You are currently viewing How worried should you really be about logging into Netflix on a work laptop?

How worried should you really be about logging into Netflix on a work laptop?

Image for article titled Everything You Should Stop Doing on Your Work Computer

Photo: Diego Cervo (Shutterstock)

Employee monitoring software—that you can expect to install safely on your work computer—lets your workplace see every site you visit, every email you send, and even every personal password you save. Perhaps you have already come to terms with the fact that expectations of privacy have been essentially eradicated. Even then, it’s probably not a good idea to give your employer easy access to every unproductive moment of your day, or every shoddy joke you crack on Slack. Here’s what to know about how most work laptops are monitored and what that means for your privacy as an employee.

You are monitored, otherwise in real time

According to security experts from this wire cutter item, you have to assume yes, you are indeed being monitored on your work laptop. However, they argue that for most of us, the fear of being heavily watched at work is unwarranted.

Chances are, when you received your business laptop, it came with monitoring and security software. JHowever, the extent to which you are monitored, depends on factors such as the size of your business, the resources it devotes to monitoring, and the type of information you process for your job. For example, Wire cutter points out that if you work with health records, financial data, or government contracts, you can count on your employer to carefully monitor what you do.

From G Suite to personal office folders, your employer can see it all

Daily Business News notes that “it is important to remember that a work device is not your property, it belongs to the company”. Assume that anything you do on your work device can be legally logged by your employer and incredibly easy for IT to access.

Browsing history: not private

Be wary of personal activities like browsing social media, side-working, or looking for a new job on your work laptop. Your employer’s access to this online behavior could come back to bite you, Joe Rejeski, CEO and Founder of the avenue X group, tells Glassdoor. “Even if your colleagues are splurging on their work computers, you could be the one being made an example of.”

Google Docs: not private

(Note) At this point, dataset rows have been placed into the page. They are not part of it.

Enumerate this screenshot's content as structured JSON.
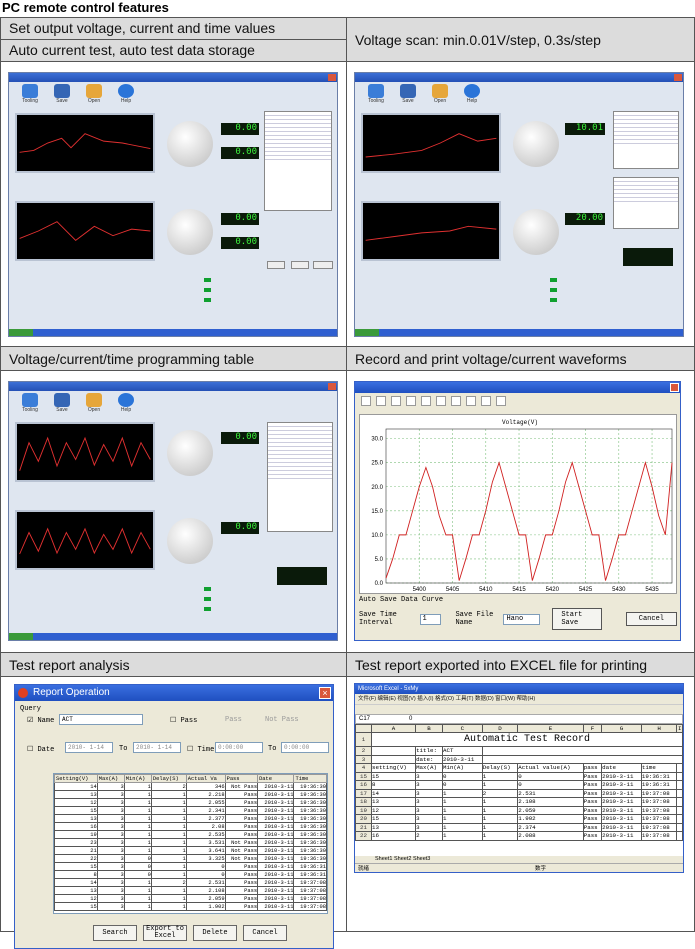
{
  "page_title": "PC remote control features",
  "cells": {
    "c1_line1": "Set output voltage, current and time values",
    "c1_line2": "Auto current test, auto test data storage",
    "c2": "Voltage scan: min.0.01V/step, 0.3s/step",
    "c3": "Voltage/current/time programming table",
    "c4": "Record and print voltage/current waveforms",
    "c5": "Test report analysis",
    "c6": "Test report exported into EXCEL file for printing"
  },
  "app_toolbar": [
    "Tooling",
    "Save",
    "Open",
    "Help"
  ],
  "lcd_values": {
    "s1_v": "0.00",
    "s1_i": "0.00",
    "s2_v": "10.01",
    "s2_i": "20.00",
    "s3_v": "0.00",
    "s3_i": "0.00"
  },
  "waveform": {
    "plot_title": "Voltage(V)",
    "auto_save_label": "Auto Save Data Curve",
    "interval_label": "Save Time Interval",
    "interval_value": "1",
    "file_name_label": "Save File Name",
    "file_name_value": "Hano",
    "start_button": "Start Save",
    "cancel_button": "Cancel"
  },
  "report": {
    "window_title": "Report Operation",
    "query_label": "Query",
    "name_label": "Name",
    "name_value": "ACT",
    "pass_label": "Pass",
    "radio_pass": "Pass",
    "radio_notpass": "Not Pass",
    "date_label": "Date",
    "date_from": "2010- 1-14",
    "to_label": "To",
    "date_to": "2010- 1-14",
    "time_label": "Time",
    "time_from": "0:00:00",
    "time_to": "0:00:00",
    "buttons": {
      "search": "Search",
      "export": "Export to Excel",
      "delete": "Delete",
      "cancel": "Cancel"
    }
  },
  "report_columns": [
    "Setting(V)",
    "Max(A)",
    "Min(A)",
    "Delay(S)",
    "Actual Va",
    "Pass",
    "Date",
    "Time"
  ],
  "report_rows": [
    [
      "14",
      "3",
      "1",
      "2",
      "346",
      "Not Pass",
      "2010-3-11",
      "19:36:30"
    ],
    [
      "13",
      "3",
      "1",
      "1",
      "2.218",
      "Pass",
      "2010-3-11",
      "19:36:30"
    ],
    [
      "12",
      "3",
      "1",
      "1",
      "2.055",
      "Pass",
      "2010-3-11",
      "19:36:30"
    ],
    [
      "15",
      "3",
      "1",
      "1",
      "2.341",
      "Pass",
      "2010-3-11",
      "19:36:30"
    ],
    [
      "13",
      "3",
      "1",
      "1",
      "2.377",
      "Pass",
      "2010-3-11",
      "19:36:30"
    ],
    [
      "16",
      "3",
      "1",
      "1",
      "2.08",
      "Pass",
      "2010-3-11",
      "19:36:30"
    ],
    [
      "19",
      "3",
      "1",
      "1",
      "2.535",
      "Pass",
      "2010-3-11",
      "19:36:30"
    ],
    [
      "23",
      "3",
      "1",
      "1",
      "3.531",
      "Not Pass",
      "2010-3-11",
      "19:36:30"
    ],
    [
      "21",
      "3",
      "1",
      "1",
      "3.641",
      "Not Pass",
      "2010-3-11",
      "19:36:30"
    ],
    [
      "22",
      "3",
      "0",
      "1",
      "3.325",
      "Not Pass",
      "2010-3-11",
      "19:36:30"
    ],
    [
      "15",
      "3",
      "0",
      "1",
      "0",
      "Pass",
      "2010-3-11",
      "19:36:31"
    ],
    [
      "8",
      "3",
      "0",
      "1",
      "0",
      "Pass",
      "2010-3-11",
      "19:36:31"
    ],
    [
      "14",
      "3",
      "1",
      "2",
      "2.531",
      "Pass",
      "2010-3-11",
      "19:37:08"
    ],
    [
      "13",
      "3",
      "1",
      "1",
      "2.108",
      "Pass",
      "2010-3-11",
      "19:37:08"
    ],
    [
      "12",
      "3",
      "1",
      "1",
      "2.059",
      "Pass",
      "2010-3-11",
      "19:37:08"
    ],
    [
      "15",
      "3",
      "1",
      "1",
      "1.902",
      "Pass",
      "2010-3-11",
      "19:37:08"
    ]
  ],
  "excel": {
    "window_title": "Microsoft Excel - 5xMy",
    "menu": [
      "文件(F)",
      "编辑(E)",
      "视图(V)",
      "插入(I)",
      "格式(O)",
      "工具(T)",
      "数据(D)",
      "窗口(W)",
      "帮助(H)"
    ],
    "name_box": "C17",
    "formula_value": "0",
    "sheet_title": "Automatic Test Record",
    "title_label": "title:",
    "title_value": "ACT",
    "date_label": "date:",
    "date_value": "2010-3-11",
    "col_letters": [
      "A",
      "B",
      "C",
      "D",
      "E",
      "F",
      "G",
      "H",
      "I"
    ],
    "headers": [
      "setting(V)",
      "Max(A)",
      "Min(A)",
      "Delay(S)",
      "Actual value(A)",
      "pass",
      "date",
      "time"
    ],
    "rows": [
      [
        "15",
        "15",
        "3",
        "0",
        "1",
        "0",
        "Pass",
        "2010-3-11",
        "19:36:31"
      ],
      [
        "16",
        "8",
        "3",
        "0",
        "1",
        "0",
        "Pass",
        "2010-3-11",
        "19:36:31"
      ],
      [
        "17",
        "14",
        "3",
        "1",
        "2",
        "2.531",
        "Pass",
        "2010-3-11",
        "19:37:08"
      ],
      [
        "18",
        "13",
        "3",
        "1",
        "1",
        "2.108",
        "Pass",
        "2010-3-11",
        "19:37:08"
      ],
      [
        "19",
        "12",
        "3",
        "1",
        "1",
        "2.059",
        "Pass",
        "2010-3-11",
        "19:37:08"
      ],
      [
        "20",
        "15",
        "3",
        "1",
        "1",
        "1.902",
        "Pass",
        "2010-3-11",
        "19:37:08"
      ],
      [
        "21",
        "13",
        "3",
        "1",
        "1",
        "2.374",
        "Pass",
        "2010-3-11",
        "19:37:08"
      ],
      [
        "22",
        "16",
        "2",
        "1",
        "1",
        "2.088",
        "Pass",
        "2010-3-11",
        "19:37:08"
      ]
    ],
    "sheets": [
      "Sheet1",
      "Sheet2",
      "Sheet3"
    ],
    "status_left": "就绪",
    "status_right": "数字"
  },
  "chart_data": {
    "type": "line",
    "title": "Voltage(V)",
    "xlim": [
      5395,
      5438
    ],
    "ylim": [
      0,
      32
    ],
    "x_ticks": [
      5400,
      5405,
      5410,
      5415,
      5420,
      5425,
      5430,
      5435
    ],
    "y_ticks": [
      0,
      5,
      10,
      15,
      20,
      25,
      30
    ],
    "series": [
      {
        "color": "#d02020",
        "x": [
          5395,
          5396,
          5397,
          5398,
          5399,
          5400,
          5401,
          5402,
          5403,
          5404,
          5405,
          5406,
          5407,
          5408,
          5409,
          5410,
          5411,
          5412,
          5413,
          5414,
          5415,
          5416,
          5417,
          5418,
          5419,
          5420,
          5421,
          5422,
          5423,
          5424,
          5425,
          5426,
          5427,
          5428,
          5429,
          5430,
          5431,
          5432,
          5433,
          5434,
          5435,
          5436,
          5437,
          5438
        ],
        "y": [
          1,
          5,
          10,
          10,
          15,
          20,
          24,
          20,
          14,
          10,
          10,
          0.5,
          5,
          10,
          10,
          15,
          21,
          25,
          20,
          15,
          10,
          10,
          0.5,
          5,
          10,
          10,
          15,
          21,
          25,
          20,
          15,
          10,
          10,
          0.5,
          5,
          10,
          10,
          15,
          20,
          25,
          20,
          14,
          10,
          25
        ]
      }
    ]
  }
}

the Freedom of the Press Foundation explains why you shouldn’t use a company-issued Google Account to store your private data: Namy, administrator with G Suite Enterprise can search for specific phrases in an employee’s emails and documents, and employers can “set up audits to be notified of suspicious behavior and create custom scripts to persist data.”

Send messages to your colleagues: not private

Does this lack of privacy bother you? Be careful when talking about it on Slack. It’s easy to feel like Slack and similar messaging apps are private conversations with your colleagues, but those messages are kept on a server and easily retrieved. Slack “has access to all your chats,” says Trevor Timm in an interview with fast company, “[as well as] any internal communication that you may not want in public,” including private conversations. Wire cutter recommend a third-party application (llike Signal) Then your personal phone for all your parallel conversation needs.

Desktop Folders: You Guess It, Not Private

Again, remember that your work-issued laptop is not your property. Rejeski tells Glass door about a company that went out of business and decided that “securely erasing personal data from work computers wasn’t exactly a priority for management.” The former employees had no idea what happened to their computers or the information stored on them, such as files containing tax returns, family photos and other types of personal data.

What not to do on your work laptop

So what does all this surveillance mean for your laptop habits? Here is a general protocol of what to avoid doing on your professional devices.

  • Do not save personal passwords or store private information in key fobs. Your employer could theoretically access and/or delete them at any time.
  • Do not scroll social networks, watch Netflix, or do anything unproductive that might come back to haunt you.
  • Don’t talk about Slack, or send a message that you wouldn’t want your employer to see.
  • Don’t look for new jobs, since your current employer can see your browsing habits.
  • Don’t work on your side, unless you want HR to report the fact that you work for someone else during working hours.
  • Do not attempt to remove employee monitoring software yourself. It can be a tempting act of resistance, but it will only draw attention to yourself.

Best practices for your work laptop

Here’s what else you can do to minimize the extent of employer surveillance.

  • Shut down your computer after work.
  • Cover your webcam when not in use.
  • To avoid being overheard, here is a piece of advice this Reddit thread: “Buy some shitty headphones with a mic and cut the cable. Plug it into your laptop. You can also get your own headphones with a hardware mute button and leave it muted until you need to speak.
  • Tap frequently to give the impression that you are working.
  • To protect your data and that of your workplace, always make sure you are logged into a secure and password-protected account. Internet connection. Never leave your laptop unattended or wide open in public areas, especially if you are handling sensitive information in your role.

The bottom line

You don’t need to assume that human eyes are on you at all times. However, if your employer needs to find a valid reason to fire you (for example in case of dismissal), he has access to a lot of data on your daily activity which he can look through retroactively. Fortunately, knowing how you’re being watched, you can act on it with the actionable tips above.

In an act of radical transparency, I want to disclose the fact that I checked Twitter about forty times in the time it took me to research and write this article. Yes, on my work laptop. The irony, indeed, sometimes escapes me.

.

Leave a Reply